Shortly after, in Tokyo, I lay in bed and realised my arms were partially numb. I couldnt cough without the same shooting and burning pain snaking through my limbs. I looked up the details of the closest hospital just in case, closed my eyes, and waited for the morning.
Fast forward to later in the year. Just like with the original Chiari diagnosis, Id gotten over the shock of the continuing arm numbness and pain. While irritating, it was manageable. But my GP sent me off to a neurologist to check things out just in case.
My physical exam was fine special skill to put on resume: can detect sharp and soft like a boss and my neurologist recommended a back MRI to check for any slipped discs or syringomyelia.

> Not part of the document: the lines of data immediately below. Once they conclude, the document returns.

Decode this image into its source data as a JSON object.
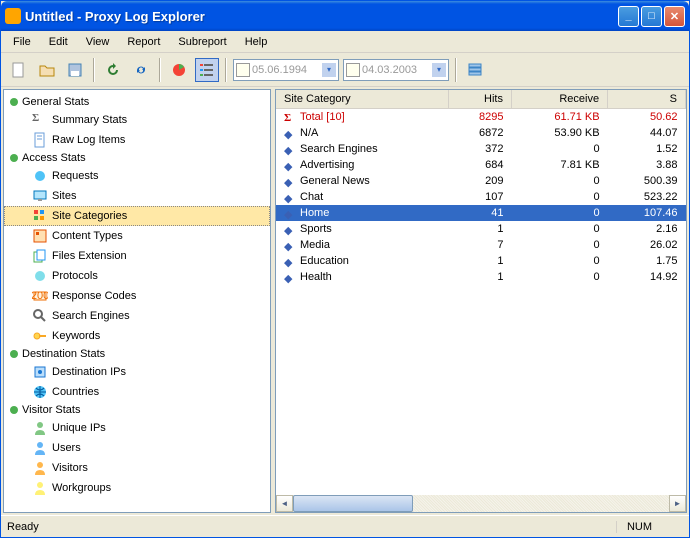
{
  "window": {
    "title": "Untitled - Proxy Log Explorer"
  },
  "menu": [
    "File",
    "Edit",
    "View",
    "Report",
    "Subreport",
    "Help"
  ],
  "dates": {
    "from": "05.06.1994",
    "to": "04.03.2003"
  },
  "tree": [
    {
      "type": "group",
      "label": "General Stats",
      "color": "#4caf50"
    },
    {
      "type": "item",
      "label": "Summary Stats",
      "icon": "sigma"
    },
    {
      "type": "item",
      "label": "Raw Log Items",
      "icon": "doc"
    },
    {
      "type": "group",
      "label": "Access Stats",
      "color": "#4caf50"
    },
    {
      "type": "item",
      "label": "Requests",
      "icon": "ball-blue"
    },
    {
      "type": "item",
      "label": "Sites",
      "icon": "monitor"
    },
    {
      "type": "item",
      "label": "Site Categories",
      "icon": "grid",
      "selected": true
    },
    {
      "type": "item",
      "label": "Content Types",
      "icon": "content"
    },
    {
      "type": "item",
      "label": "Files Extension",
      "icon": "files"
    },
    {
      "type": "item",
      "label": "Protocols",
      "icon": "ball-cyan"
    },
    {
      "type": "item",
      "label": "Response Codes",
      "icon": "response"
    },
    {
      "type": "item",
      "label": "Search Engines",
      "icon": "search"
    },
    {
      "type": "item",
      "label": "Keywords",
      "icon": "key"
    },
    {
      "type": "group",
      "label": "Destination Stats",
      "color": "#4caf50"
    },
    {
      "type": "item",
      "label": "Destination IPs",
      "icon": "dest"
    },
    {
      "type": "item",
      "label": "Countries",
      "icon": "globe"
    },
    {
      "type": "group",
      "label": "Visitor Stats",
      "color": "#4caf50"
    },
    {
      "type": "item",
      "label": "Unique IPs",
      "icon": "user-green"
    },
    {
      "type": "item",
      "label": "Users",
      "icon": "user-blue"
    },
    {
      "type": "item",
      "label": "Visitors",
      "icon": "user-orange"
    },
    {
      "type": "item",
      "label": "Workgroups",
      "icon": "user-yellow"
    }
  ],
  "table": {
    "columns": [
      "Site Category",
      "Hits",
      "Receive",
      "S"
    ],
    "rows": [
      {
        "type": "total",
        "label": "Total [10]",
        "hits": "8295",
        "recv": "61.71 KB",
        "s": "50.62"
      },
      {
        "type": "data",
        "label": "N/A",
        "hits": "6872",
        "recv": "53.90 KB",
        "s": "44.07"
      },
      {
        "type": "data",
        "label": "Search Engines",
        "hits": "372",
        "recv": "0",
        "s": "1.52"
      },
      {
        "type": "data",
        "label": "Advertising",
        "hits": "684",
        "recv": "7.81 KB",
        "s": "3.88"
      },
      {
        "type": "data",
        "label": "General News",
        "hits": "209",
        "recv": "0",
        "s": "500.39"
      },
      {
        "type": "data",
        "label": "Chat",
        "hits": "107",
        "recv": "0",
        "s": "523.22"
      },
      {
        "type": "data",
        "label": "Home",
        "hits": "41",
        "recv": "0",
        "s": "107.46",
        "selected": true
      },
      {
        "type": "data",
        "label": "Sports",
        "hits": "1",
        "recv": "0",
        "s": "2.16"
      },
      {
        "type": "data",
        "label": "Media",
        "hits": "7",
        "recv": "0",
        "s": "26.02"
      },
      {
        "type": "data",
        "label": "Education",
        "hits": "1",
        "recv": "0",
        "s": "1.75"
      },
      {
        "type": "data",
        "label": "Health",
        "hits": "1",
        "recv": "0",
        "s": "14.92"
      }
    ]
  },
  "status": {
    "ready": "Ready",
    "num": "NUM"
  }
}
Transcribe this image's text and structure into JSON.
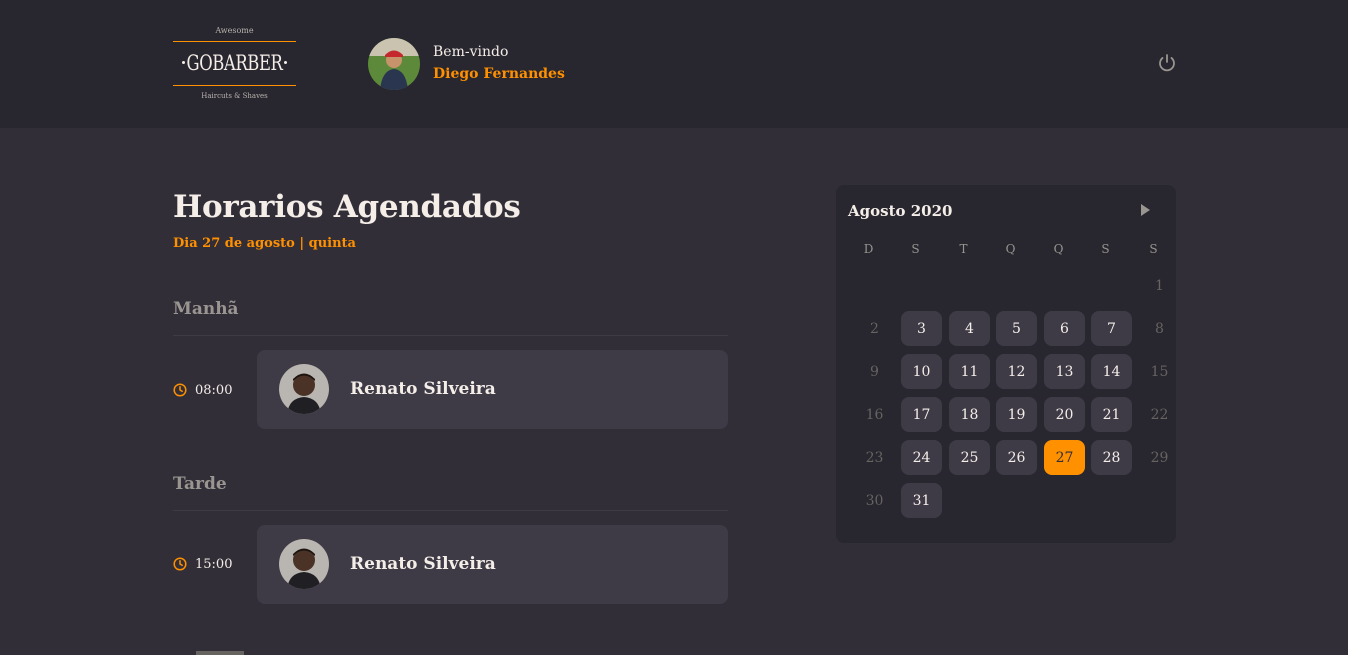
{
  "header": {
    "logo": {
      "top_tag": "Awesome",
      "brand": "GOBARBER",
      "bottom_tag": "Haircuts & Shaves"
    },
    "welcome": "Bem-vindo",
    "user_name": "Diego Fernandes",
    "icon": "power-icon"
  },
  "schedule": {
    "title": "Horarios Agendados",
    "subtitle": "Dia 27 de agosto | quinta",
    "sections": [
      {
        "title": "Manhã",
        "appointments": [
          {
            "time": "08:00",
            "provider": "Renato Silveira"
          }
        ]
      },
      {
        "title": "Tarde",
        "appointments": [
          {
            "time": "15:00",
            "provider": "Renato Silveira"
          }
        ]
      }
    ]
  },
  "calendar": {
    "caption": "Agosto 2020",
    "weekdays": [
      "D",
      "S",
      "T",
      "Q",
      "Q",
      "S",
      "S"
    ],
    "days": [
      "1",
      "2",
      "3",
      "4",
      "5",
      "6",
      "7",
      "8",
      "9",
      "10",
      "11",
      "12",
      "13",
      "14",
      "15",
      "16",
      "17",
      "18",
      "19",
      "20",
      "21",
      "22",
      "23",
      "24",
      "25",
      "26",
      "27",
      "28",
      "29",
      "30",
      "31"
    ],
    "selected_day": "27",
    "disabled_days": [
      "1",
      "2",
      "8",
      "9",
      "15",
      "16",
      "22",
      "23",
      "29",
      "30"
    ],
    "next_icon": "play-right-icon"
  },
  "colors": {
    "accent": "#ff9000",
    "background": "#312e38",
    "header": "#28262e",
    "card": "#3e3b47"
  }
}
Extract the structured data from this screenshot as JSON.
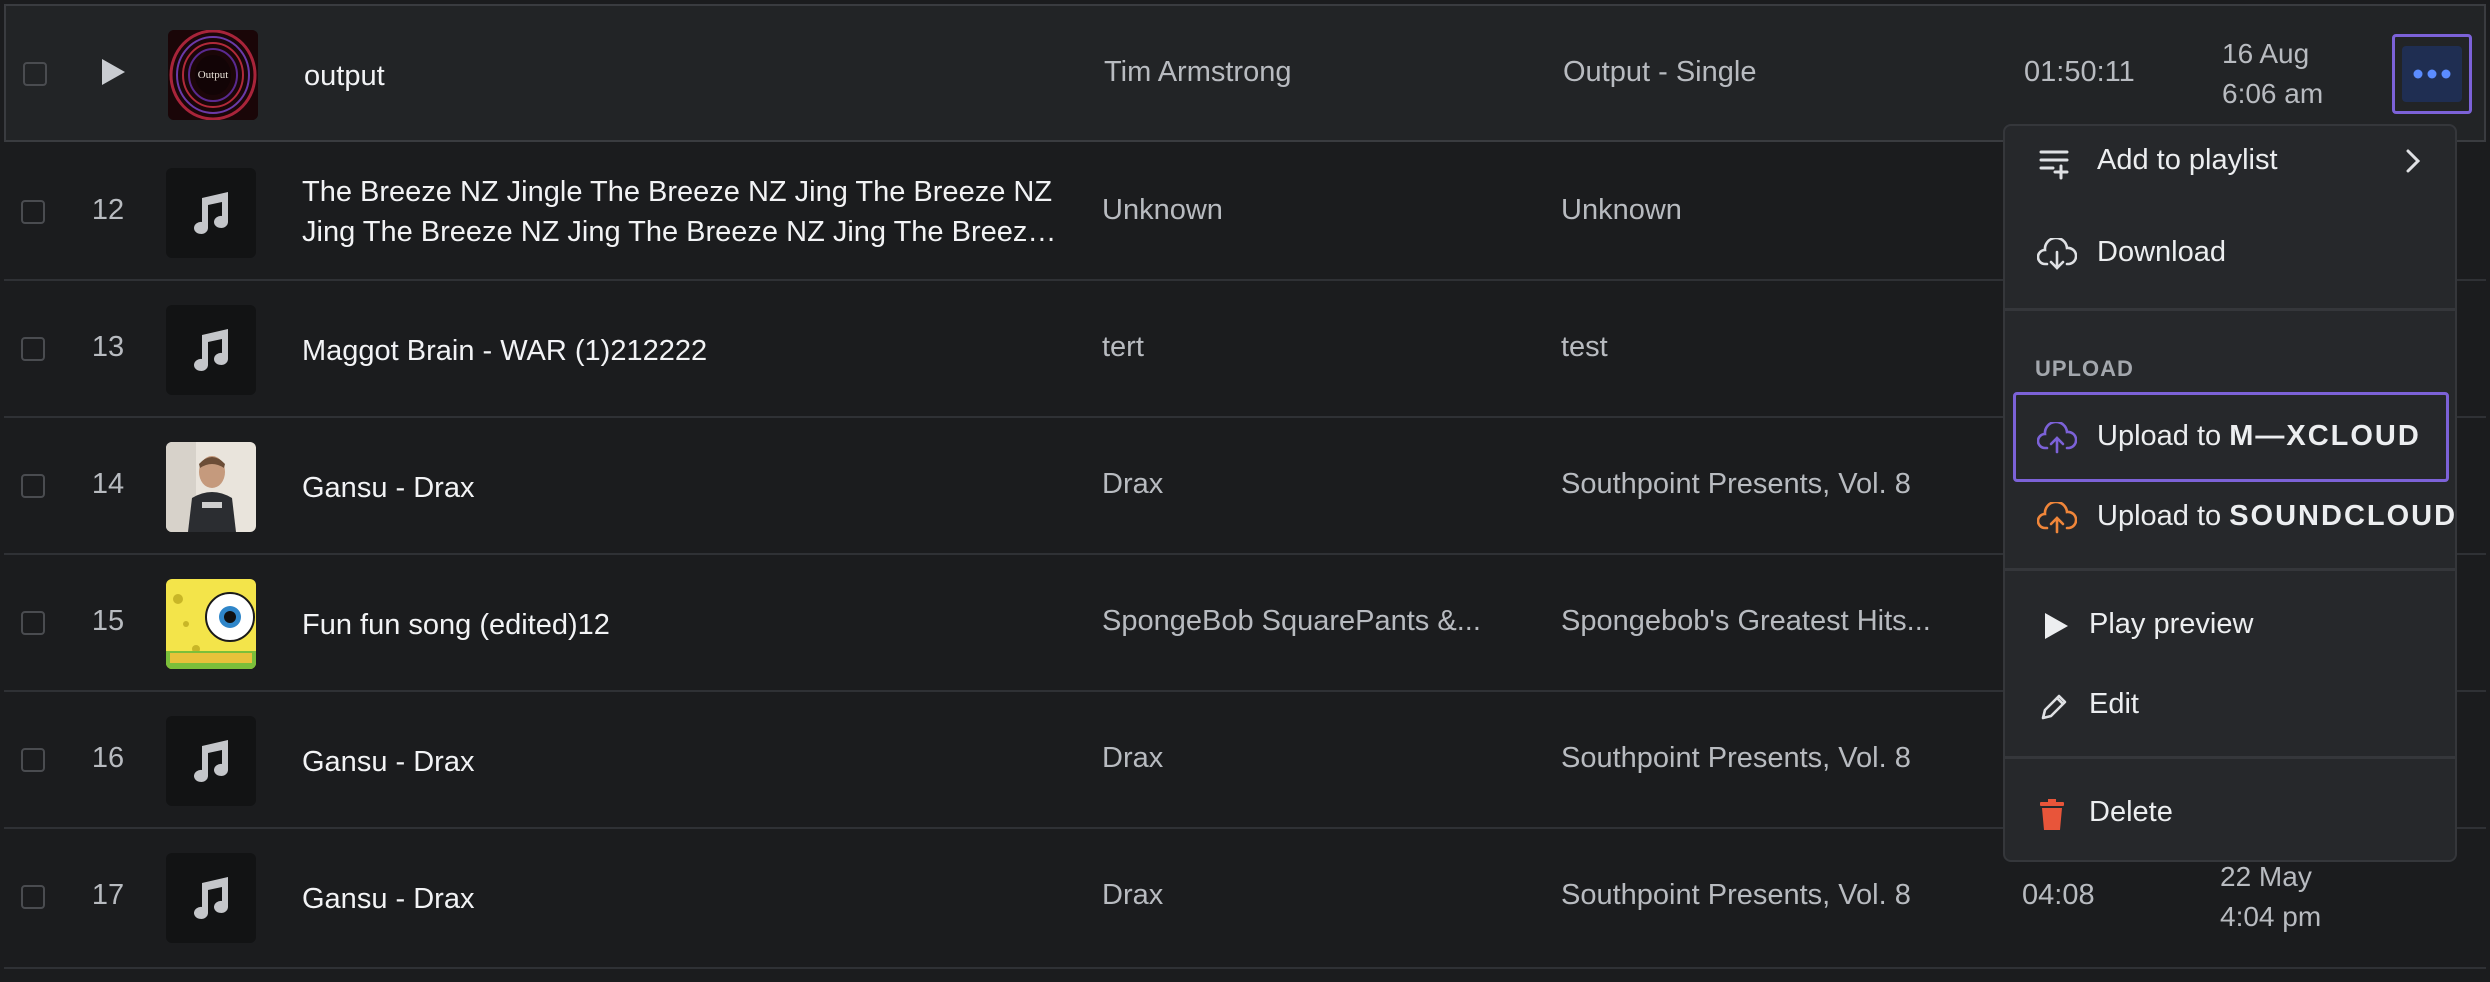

Syringomyelias a progressive condition often linked to Chiari malformation. Its when the obstructed flow of cerebral spinal fluid causes cysts, or syrinxes, to form in the spinal cord. As syrinxes grow, they can cause damage to the cord, causing pain, weakness and as with Chiari, a multitude of other symptoms. It affects around eight in 100,000 people.
I crossed my fingers and hoped if anything was found, itd be a slipped disc.
A few weeks and two emergency room visits later, I walked back into my neurologists office with heavier arms and weaker fingers. The MRI results were up on his computer screen, and you didnt have to be a medical professional to spot the issue (assuming youve obsessively googled the hell out of your weird rare medical condition).
It wasnt a slipped disc. Theres a big, sausage-like syrinx squished firmly in my spinal cord.
My appointment with my neurosurgeon was the next day. I handed over a folder, and he flipped through the inky MRI scans inside.
We need to operate.
Neurosurgery. Real, actually happening, happening soon, brain surgery.
The procedures called a posterior fossa decompression a bit of skull is removed, along with part of the first vertebra, to make room for the Chiari malformation and let cerebral spinal fluid flow more easily. From there, the reduction in pressure can reduce or at least pause the syrinx size and the associated symptoms.
Its not a cure, and results arent guaranteed. But many people see a huge improvement post-surgery, and when theres a big syrinx in town, theres not really another road to go down.
The difficulty with these chronic illnesses is the sheer unpredictability of symptoms. Different people can have entirely opposite representations of the conditions, which can lead to issues with diagnosis. I feel lucky that overall, my doctors and specialists have been incredibly understanding, knowledgeable and proactive in helping me get to this point.
Its been a strange few weeks since I signed the surgery paperwork. Sometimes, usually during daylight hours, Im pretty gung-ho about it all. Other times, I wake at 3am with a jolt, mentally scanning my body to check for any deterioration. I fumble for the light switch and waggle my fingers in front of my face, eagle-eyes looking for traces of slower, stiffer digits. My throat gurgles and I swallow around a tongue that seems too big for my mouth.
In a lot of ways, I feel calmer than I have in a long time. The only thing I need to focus on is getting better, and Ive no concerns about surgery costs (cheers, Australian public healthcare system). Illness has been a crap but highly efficient way of throwing everything into perspective for me. Look after your health and whenever possible, be near the people you love who love you right back.
Did I think Id be starting 2016 with brain surgery, an impressive scar, and a fuzzy recovery timeframe? No. But the only thing to do is face it head-on. Sometimes its scary, sometimes it still doesnt feel real, and sometimes its weirdly amusing. One of my closest friends and I discussed dressing up as a frontal lobe and cerebellum for a pre-brain-surgery meet up.
Theres just one sleep to go. And to answer everyones favourite two questions when it comes to neurosurgery: no, I wont be awake, and no, I wont be playing guitar.